It's a problem almost every parent faces at one time or another: separation anxiety rearing its ugly head during a daycare or babysitter drop-off. What can you do to ease the transition? We asked an expert for some advice.
My 18-month-old has started getting separation anxiety, and gets very upset during daycare drop-offs. How can I make this time easier for her?
The Childcare Expert Answers:
There are a few things you can do to make drop-offs less difficult for your daughter (and you). First, I recommend that you ask the childcare provider for her ideas since, I assure you, she has seen this happen before.
Here are a few tried and true "good good-byes" that I have come across:
Kisses to keep: Give your daughter a "pocket full of kisses" at the center right before leaving. Explain to her that if she misses you during the day, she can reach into her pocket (or pocketbook) and pull out a kiss. Kiss her several times on her palm, counting together as you go, and let her tuck each one away for safekeeping. If she wants, have her give you a few kisses to tuck away too.
Give a memory: Find a small snapshot of your family for her to carry around (or put in her daypack). I did this with my younger son and it worked beautifully. He carried it constantly for a few days, then lost interest in it and kept it in his backpack for "emergencies." You may want to make sure you have reprints of the photo or laminate it since they can get lost or ragged pretty fast. If a photo isn't appealing, see if your daughter wants to carry something else of yours (like a scarf or inexpensive bracelet).
Read up: Ask your local librarian to recommend some good childrens' books on working moms to share with your daughter. Although she is young, she will still understand a good story about moms who go to work and always return home. Meredith's Mother Takes the Train, by Deborah Lee Rose, is my personal favorite, although your daughter may be just a little too young for it.
Sing about it! There is also a wonderful Hap Palmer song (on the Baby Songs DVD) entitled "My Mommy Comes Back" that shows toddlers who go to babysitters and have their moms pick them up later. Watch it a few times with your daughter, using your own narrative to relate it to her day, and learn the words. Try singing this happy song with your daughter as you pull up to daycare and she may start to join in!

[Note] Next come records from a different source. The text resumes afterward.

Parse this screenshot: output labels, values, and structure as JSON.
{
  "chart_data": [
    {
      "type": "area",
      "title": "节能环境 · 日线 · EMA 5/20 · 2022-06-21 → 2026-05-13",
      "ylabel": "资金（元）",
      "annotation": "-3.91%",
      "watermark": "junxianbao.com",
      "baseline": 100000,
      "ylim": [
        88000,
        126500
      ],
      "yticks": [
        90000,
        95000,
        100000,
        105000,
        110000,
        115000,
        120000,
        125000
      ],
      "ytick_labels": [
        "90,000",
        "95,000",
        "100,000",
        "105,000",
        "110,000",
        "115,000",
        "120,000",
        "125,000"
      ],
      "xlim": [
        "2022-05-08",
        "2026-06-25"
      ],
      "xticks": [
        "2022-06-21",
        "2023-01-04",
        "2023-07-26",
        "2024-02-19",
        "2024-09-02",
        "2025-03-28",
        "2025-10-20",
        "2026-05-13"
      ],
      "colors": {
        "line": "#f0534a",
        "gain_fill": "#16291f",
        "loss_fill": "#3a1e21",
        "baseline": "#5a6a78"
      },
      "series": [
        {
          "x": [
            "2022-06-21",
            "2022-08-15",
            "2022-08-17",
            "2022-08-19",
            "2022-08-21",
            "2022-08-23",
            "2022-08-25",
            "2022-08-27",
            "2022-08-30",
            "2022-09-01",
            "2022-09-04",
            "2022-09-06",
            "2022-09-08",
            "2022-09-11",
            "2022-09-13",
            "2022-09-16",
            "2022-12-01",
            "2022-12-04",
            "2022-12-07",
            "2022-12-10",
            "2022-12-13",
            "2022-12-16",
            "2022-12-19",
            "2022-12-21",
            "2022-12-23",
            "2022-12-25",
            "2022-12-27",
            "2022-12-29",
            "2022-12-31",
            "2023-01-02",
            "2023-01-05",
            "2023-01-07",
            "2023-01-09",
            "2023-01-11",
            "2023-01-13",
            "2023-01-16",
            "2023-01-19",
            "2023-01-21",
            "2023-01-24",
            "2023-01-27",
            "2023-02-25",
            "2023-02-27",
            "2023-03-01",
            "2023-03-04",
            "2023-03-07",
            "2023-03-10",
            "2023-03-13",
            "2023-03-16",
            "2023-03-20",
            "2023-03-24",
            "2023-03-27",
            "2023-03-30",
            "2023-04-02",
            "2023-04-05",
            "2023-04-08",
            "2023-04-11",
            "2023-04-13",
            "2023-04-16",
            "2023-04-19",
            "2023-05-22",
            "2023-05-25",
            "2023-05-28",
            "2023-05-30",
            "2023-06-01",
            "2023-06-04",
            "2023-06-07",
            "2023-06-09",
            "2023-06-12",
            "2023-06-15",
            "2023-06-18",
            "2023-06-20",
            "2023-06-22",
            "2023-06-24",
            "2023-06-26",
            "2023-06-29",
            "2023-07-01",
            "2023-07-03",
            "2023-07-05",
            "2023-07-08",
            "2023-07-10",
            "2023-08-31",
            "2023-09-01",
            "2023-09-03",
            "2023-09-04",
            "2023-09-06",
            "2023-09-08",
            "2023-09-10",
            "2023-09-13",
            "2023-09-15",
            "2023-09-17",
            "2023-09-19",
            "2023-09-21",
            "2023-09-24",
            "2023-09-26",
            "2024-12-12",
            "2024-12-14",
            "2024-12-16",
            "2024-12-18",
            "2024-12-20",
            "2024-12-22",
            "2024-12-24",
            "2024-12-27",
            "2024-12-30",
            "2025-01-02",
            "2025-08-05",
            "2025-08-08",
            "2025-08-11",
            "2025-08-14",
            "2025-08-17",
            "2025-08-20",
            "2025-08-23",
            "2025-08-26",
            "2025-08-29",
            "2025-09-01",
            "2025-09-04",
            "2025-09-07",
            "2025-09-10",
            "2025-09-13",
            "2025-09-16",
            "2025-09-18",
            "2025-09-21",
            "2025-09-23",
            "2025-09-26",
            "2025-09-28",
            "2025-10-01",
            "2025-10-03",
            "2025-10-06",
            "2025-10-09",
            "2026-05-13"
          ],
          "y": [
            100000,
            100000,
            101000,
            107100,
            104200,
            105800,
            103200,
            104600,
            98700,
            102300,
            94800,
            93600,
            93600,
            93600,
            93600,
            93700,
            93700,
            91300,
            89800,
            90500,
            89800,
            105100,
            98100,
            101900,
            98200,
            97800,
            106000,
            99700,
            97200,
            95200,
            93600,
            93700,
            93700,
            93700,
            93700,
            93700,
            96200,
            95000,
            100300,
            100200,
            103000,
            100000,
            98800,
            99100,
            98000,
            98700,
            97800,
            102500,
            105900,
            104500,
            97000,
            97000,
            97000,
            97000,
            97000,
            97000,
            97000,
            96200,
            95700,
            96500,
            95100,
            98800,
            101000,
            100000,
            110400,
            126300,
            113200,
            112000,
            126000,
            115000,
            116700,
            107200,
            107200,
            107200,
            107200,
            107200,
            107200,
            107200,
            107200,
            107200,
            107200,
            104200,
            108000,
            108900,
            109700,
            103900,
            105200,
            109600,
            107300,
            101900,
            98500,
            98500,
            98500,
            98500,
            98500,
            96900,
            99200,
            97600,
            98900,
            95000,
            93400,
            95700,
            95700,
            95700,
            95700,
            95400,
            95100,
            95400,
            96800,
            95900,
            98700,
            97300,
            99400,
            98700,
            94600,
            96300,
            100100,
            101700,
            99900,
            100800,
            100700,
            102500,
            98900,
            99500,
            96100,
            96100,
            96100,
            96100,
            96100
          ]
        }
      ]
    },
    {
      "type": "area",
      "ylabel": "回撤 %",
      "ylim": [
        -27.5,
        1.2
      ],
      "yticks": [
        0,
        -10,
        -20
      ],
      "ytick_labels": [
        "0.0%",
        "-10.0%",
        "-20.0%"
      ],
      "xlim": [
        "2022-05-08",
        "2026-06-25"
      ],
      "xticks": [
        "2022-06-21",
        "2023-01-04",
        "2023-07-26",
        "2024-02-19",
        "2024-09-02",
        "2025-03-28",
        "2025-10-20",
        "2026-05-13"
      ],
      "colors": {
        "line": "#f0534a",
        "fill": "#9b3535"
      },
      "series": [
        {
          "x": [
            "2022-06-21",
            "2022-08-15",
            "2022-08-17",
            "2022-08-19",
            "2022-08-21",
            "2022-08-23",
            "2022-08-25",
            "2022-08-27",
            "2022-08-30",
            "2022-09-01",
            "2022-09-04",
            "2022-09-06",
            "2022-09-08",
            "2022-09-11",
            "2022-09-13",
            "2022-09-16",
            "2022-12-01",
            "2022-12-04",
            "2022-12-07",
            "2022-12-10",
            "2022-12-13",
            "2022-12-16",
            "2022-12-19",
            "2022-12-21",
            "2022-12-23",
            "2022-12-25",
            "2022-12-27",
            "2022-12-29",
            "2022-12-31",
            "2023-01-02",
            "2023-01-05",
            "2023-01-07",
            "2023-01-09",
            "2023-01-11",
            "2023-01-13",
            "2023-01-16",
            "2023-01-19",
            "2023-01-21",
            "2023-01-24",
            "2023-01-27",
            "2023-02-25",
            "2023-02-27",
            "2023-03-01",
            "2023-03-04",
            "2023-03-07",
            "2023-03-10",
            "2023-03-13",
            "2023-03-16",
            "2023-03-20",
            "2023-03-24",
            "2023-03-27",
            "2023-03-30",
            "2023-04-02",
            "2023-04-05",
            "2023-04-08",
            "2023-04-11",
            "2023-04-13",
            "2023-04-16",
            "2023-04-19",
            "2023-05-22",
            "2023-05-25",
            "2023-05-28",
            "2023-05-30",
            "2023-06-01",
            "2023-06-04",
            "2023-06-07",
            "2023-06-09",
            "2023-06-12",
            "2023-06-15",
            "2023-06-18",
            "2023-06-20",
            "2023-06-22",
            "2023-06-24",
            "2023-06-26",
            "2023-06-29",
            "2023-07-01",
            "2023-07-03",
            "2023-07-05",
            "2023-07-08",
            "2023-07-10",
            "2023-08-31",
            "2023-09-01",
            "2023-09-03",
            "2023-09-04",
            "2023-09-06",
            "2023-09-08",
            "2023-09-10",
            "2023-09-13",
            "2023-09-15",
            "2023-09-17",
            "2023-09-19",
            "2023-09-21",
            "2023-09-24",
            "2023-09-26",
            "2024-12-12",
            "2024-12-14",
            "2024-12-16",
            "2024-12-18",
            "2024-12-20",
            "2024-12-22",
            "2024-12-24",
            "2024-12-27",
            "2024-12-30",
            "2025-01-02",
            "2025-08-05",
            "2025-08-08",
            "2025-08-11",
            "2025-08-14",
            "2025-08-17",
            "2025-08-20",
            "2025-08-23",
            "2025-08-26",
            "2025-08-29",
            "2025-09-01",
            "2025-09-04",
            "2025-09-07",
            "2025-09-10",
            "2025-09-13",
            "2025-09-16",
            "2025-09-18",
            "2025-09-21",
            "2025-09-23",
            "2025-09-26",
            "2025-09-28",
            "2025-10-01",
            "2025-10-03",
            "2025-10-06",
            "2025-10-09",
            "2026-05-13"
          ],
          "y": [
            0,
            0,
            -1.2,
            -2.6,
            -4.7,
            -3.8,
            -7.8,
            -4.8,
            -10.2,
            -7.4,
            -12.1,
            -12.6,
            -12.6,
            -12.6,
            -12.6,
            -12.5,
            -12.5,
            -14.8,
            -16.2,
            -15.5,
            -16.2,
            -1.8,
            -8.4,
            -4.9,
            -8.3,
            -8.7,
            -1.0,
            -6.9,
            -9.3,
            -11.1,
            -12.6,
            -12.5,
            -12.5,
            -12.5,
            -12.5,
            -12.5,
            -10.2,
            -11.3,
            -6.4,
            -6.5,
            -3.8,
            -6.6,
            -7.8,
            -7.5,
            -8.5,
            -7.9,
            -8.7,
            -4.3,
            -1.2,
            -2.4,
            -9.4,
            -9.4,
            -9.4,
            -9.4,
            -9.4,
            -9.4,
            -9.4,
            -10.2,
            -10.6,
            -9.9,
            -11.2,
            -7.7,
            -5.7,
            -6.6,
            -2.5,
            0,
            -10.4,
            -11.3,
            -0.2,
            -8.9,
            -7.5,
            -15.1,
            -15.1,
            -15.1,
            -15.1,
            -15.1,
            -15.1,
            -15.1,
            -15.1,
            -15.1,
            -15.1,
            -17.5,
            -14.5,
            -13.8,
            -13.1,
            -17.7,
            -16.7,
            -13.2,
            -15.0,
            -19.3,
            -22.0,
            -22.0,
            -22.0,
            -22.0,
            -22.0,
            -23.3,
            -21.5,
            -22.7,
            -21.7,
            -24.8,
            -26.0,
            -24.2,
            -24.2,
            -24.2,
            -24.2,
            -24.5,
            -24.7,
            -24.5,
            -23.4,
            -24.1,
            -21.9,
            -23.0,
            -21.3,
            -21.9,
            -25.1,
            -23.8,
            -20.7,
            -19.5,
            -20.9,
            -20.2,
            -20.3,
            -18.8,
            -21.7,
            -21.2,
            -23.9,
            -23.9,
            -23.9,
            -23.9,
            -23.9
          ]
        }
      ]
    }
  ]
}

Be strong, mom: Finally, remember that you must behave in a positive fashion during drop-off time -- even if you are heartbroken with her crying. Avoid saying things like "Mommy will miss you, too," and instead try, "We are going to have so much fun when I see you later!" and "You're going to have such a great day -- I can't wait until you tell me about it when I pick you up!" Your daughter will pick up on your positive attitude.
More than one option
There is no single "right" way to solve this dilemma. It is really a matter of trying a variety of approaches for a few days each until you find one that best addresses the needs of your daughter. In the meantime, take comfort in knowing that your daughter is following in the footsteps of many daycare toddlers before her!
Now, I am assuming that you have made an effort to determine the reason for her behavior, especially if it is sudden in its appearance. It is important that you first try to figure out what is causing her to be so sad.
The good news is that your daughter is in the right age-range for manifestations of "separation anxiety" -- a perfectly normal developmental stage. I suggest that you speak with her caregiver and find out what she does once you have left the scene. Find out how long she continues to cry, and if her behavior is "sad" and takes awhile to rebound. There is a good chance that she recovers fairly quickly once you have left. If that is what you are told, I imagine that you may still want to "make sure."
Do it. Drive around the block, have a cup of coffee and come back to the center in thirty minutes. Being careful that she does not see you, seek a peek into your daughter's care room (note: if the center has a problem with you doing this -- meaning they might not have an open-door policy -- you have another set of problems to worry about). It is likely that you will see her happily at play or otherwise enjoying herself.
On the other hand, if it appears that there is something still amiss, you need to determine if there is something at the center that is causing her to became so distraught.)
More on childcare: